Kansas City doesn’t have Time magazine’s person of the year — that’s President Barack Obama.
But it does have one of Time’s top 10 medical breakthroughs of 2012.
A technology developed at Children’s Mercy Hospital is ranked No. 7 — just ahead of a genetic project to help identify cancer in kids and behind one to decode the genes involved in breast cancer. The technology goes by the registered trademark name of STAT-Seq., meaning fast sequencing.
It essentially takes the DNA of a newborn baby and uses a newly developed high-speed genetic sequencer to read all the infant’s genes while at the same time cross-referencing those findings against a database of mutations that can cause genetic diseases.
“Not only are we finding known causes of genetic disease, we are also finding new ones,” said Carol Saunders, a molecular geneticist and clinical director of the hospital’s Center for Pediatric Genomic Medicine.
Children can be born with a variety of some 7,000 genetic diseases, many of them rare and difficult to diagnose. About 30 percent of children in neonatal intensive care units are there because of genetic diseases.
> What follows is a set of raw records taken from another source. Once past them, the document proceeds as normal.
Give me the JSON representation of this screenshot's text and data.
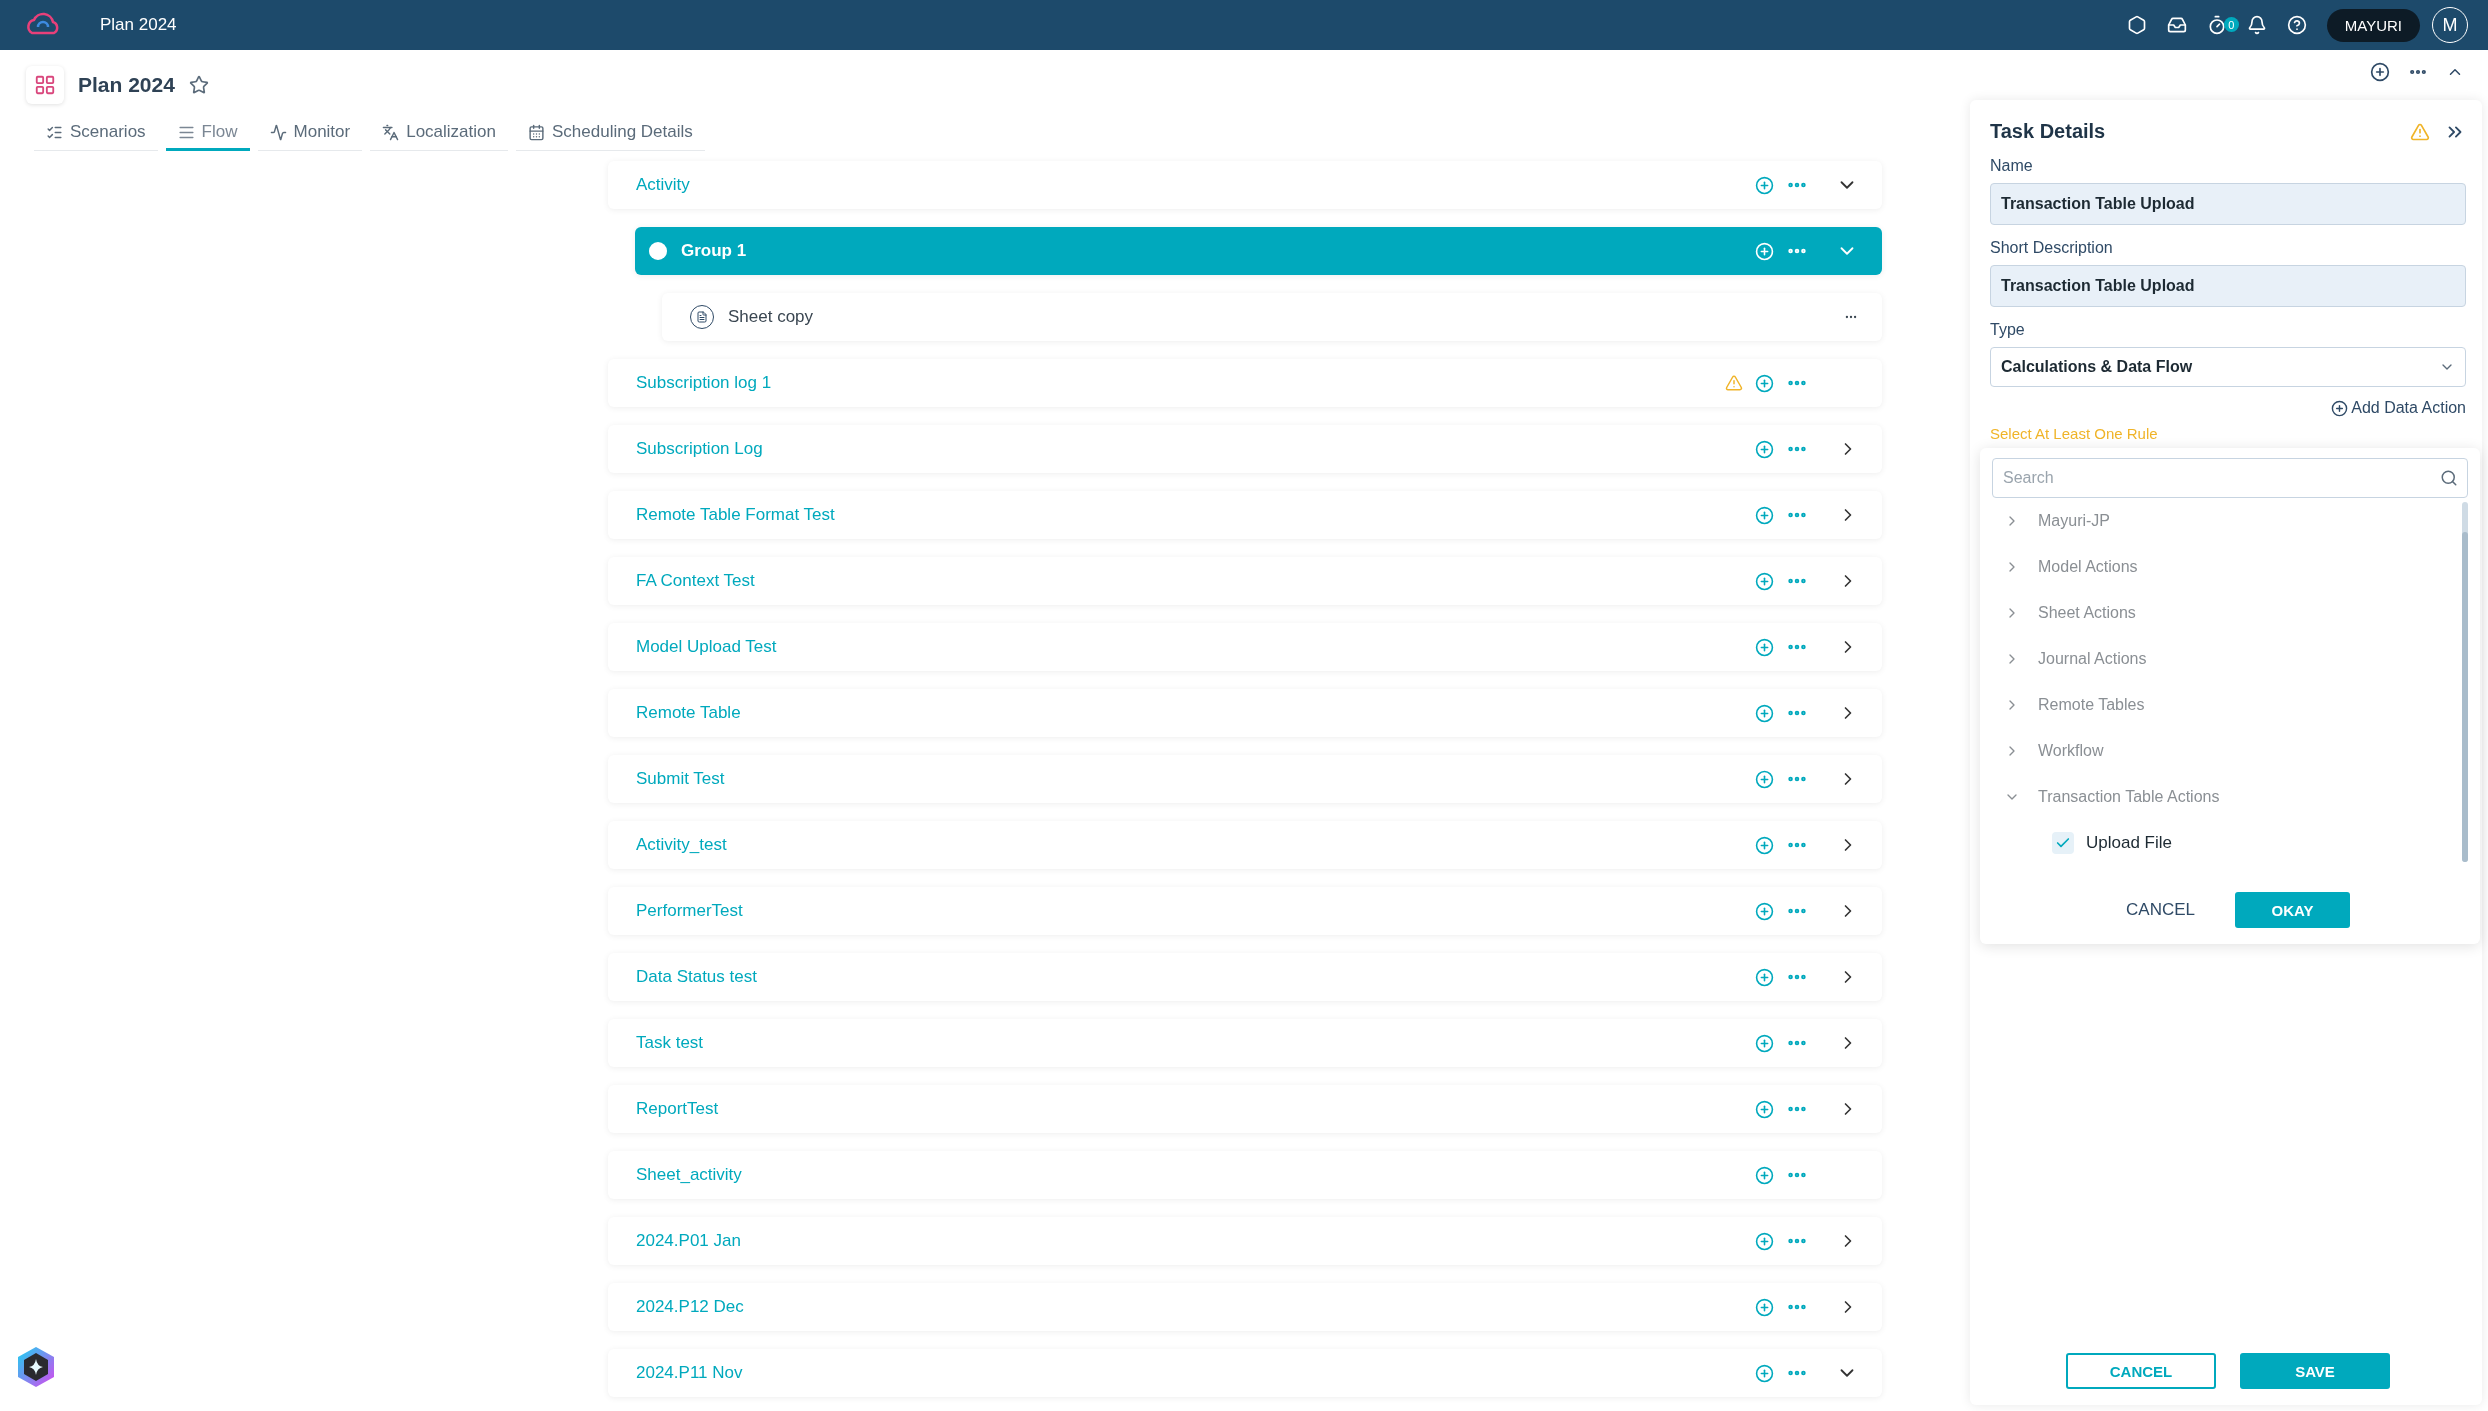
{
  "top_bar": {
    "title": "Plan 2024",
    "timer_badge": "0",
    "user": "MAYURI",
    "avatar": "M"
  },
  "page_header": {
    "title": "Plan 2024",
    "starred": false
  },
  "tabs": [
    {
      "label": "Scenarios",
      "selected": false
    },
    {
      "label": "Flow",
      "selected": true
    },
    {
      "label": "Monitor",
      "selected": false
    },
    {
      "label": "Localization",
      "selected": false
    },
    {
      "label": "Scheduling Details",
      "selected": false
    }
  ],
  "flow": [
    {
      "kind": "activity",
      "label": "Activity",
      "selected": false,
      "warning": false,
      "expanded": true,
      "children": [
        {
          "kind": "group",
          "label": "Group 1",
          "selected": true,
          "warning": false,
          "expanded": true,
          "children": [
            {
              "kind": "task",
              "label": "Sheet copy",
              "selected": false,
              "warning": false
            }
          ]
        }
      ]
    },
    {
      "kind": "activity",
      "label": "Subscription log 1",
      "selected": false,
      "warning": true
    },
    {
      "kind": "activity",
      "label": "Subscription Log",
      "selected": false,
      "warning": false,
      "expanded": false
    },
    {
      "kind": "activity",
      "label": "Remote Table Format Test",
      "selected": false,
      "warning": false,
      "expanded": false
    },
    {
      "kind": "activity",
      "label": "FA Context Test",
      "selected": false,
      "warning": false,
      "expanded": false
    },
    {
      "kind": "activity",
      "label": "Model Upload Test",
      "selected": false,
      "warning": false,
      "expanded": false
    },
    {
      "kind": "activity",
      "label": "Remote Table",
      "selected": false,
      "warning": false,
      "expanded": false
    },
    {
      "kind": "activity",
      "label": "Submit Test",
      "selected": false,
      "warning": false,
      "expanded": false
    },
    {
      "kind": "activity",
      "label": "Activity_test",
      "selected": false,
      "warning": false,
      "expanded": false
    },
    {
      "kind": "activity",
      "label": "PerformerTest",
      "selected": false,
      "warning": false,
      "expanded": false
    },
    {
      "kind": "activity",
      "label": "Data Status test",
      "selected": false,
      "warning": false,
      "expanded": false
    },
    {
      "kind": "activity",
      "label": "Task test",
      "selected": false,
      "warning": false,
      "expanded": false
    },
    {
      "kind": "activity",
      "label": "ReportTest",
      "selected": false,
      "warning": false,
      "expanded": false
    },
    {
      "kind": "activity",
      "label": "Sheet_activity",
      "selected": false,
      "warning": false
    },
    {
      "kind": "activity",
      "label": "2024.P01 Jan",
      "selected": false,
      "warning": false,
      "expanded": false
    },
    {
      "kind": "activity",
      "label": "2024.P12 Dec",
      "selected": false,
      "warning": false,
      "expanded": false
    },
    {
      "kind": "activity",
      "label": "2024.P11 Nov",
      "selected": false,
      "warning": false,
      "expanded": true
    }
  ],
  "task_details": {
    "title": "Task Details",
    "warning": true,
    "fields": [
      {
        "label": "Name",
        "value": "Transaction Table Upload"
      },
      {
        "label": "Short Description",
        "value": "Transaction Table Upload"
      }
    ],
    "type": {
      "label": "Type",
      "value": "Calculations & Data Flow"
    },
    "add_data_action": "Add Data Action",
    "validation": "Select At Least One Rule",
    "buttons": [
      "CANCEL",
      "SAVE"
    ]
  },
  "rule_picker": {
    "search": {
      "placeholder": "Search"
    },
    "items": [
      {
        "label": "Mayuri-JP",
        "expanded": false
      },
      {
        "label": "Model Actions",
        "expanded": false
      },
      {
        "label": "Sheet Actions",
        "expanded": false
      },
      {
        "label": "Journal Actions",
        "expanded": false
      },
      {
        "label": "Remote Tables",
        "expanded": false
      },
      {
        "label": "Workflow",
        "expanded": false
      },
      {
        "label": "Transaction Table Actions",
        "expanded": true,
        "children": [
          {
            "label": "Upload File",
            "checked": true
          }
        ]
      }
    ],
    "buttons": [
      "CANCEL",
      "OKAY"
    ]
  }
}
It used to take many weeks to decode a child’s DNA — delaying treatments and putting parents through much fret and worry. But the Children’s Mercy technology uses a blood sample to help accurately diagnose, or at least narrow down possible diagnoses, in as little as 50 hours.
“And those two days can mean the difference between life and death for a critically ill infant,” the magazine declared.
The technology was developed under the leadership of researcher Stephen Kingsmore, director of the Center for Pediatric Genomic Medicine. The high-speed sequencer was developed by a San Diego-based firm, Illumina Inc.
Children’s Mercy says it has used the technology on about 15 people so far.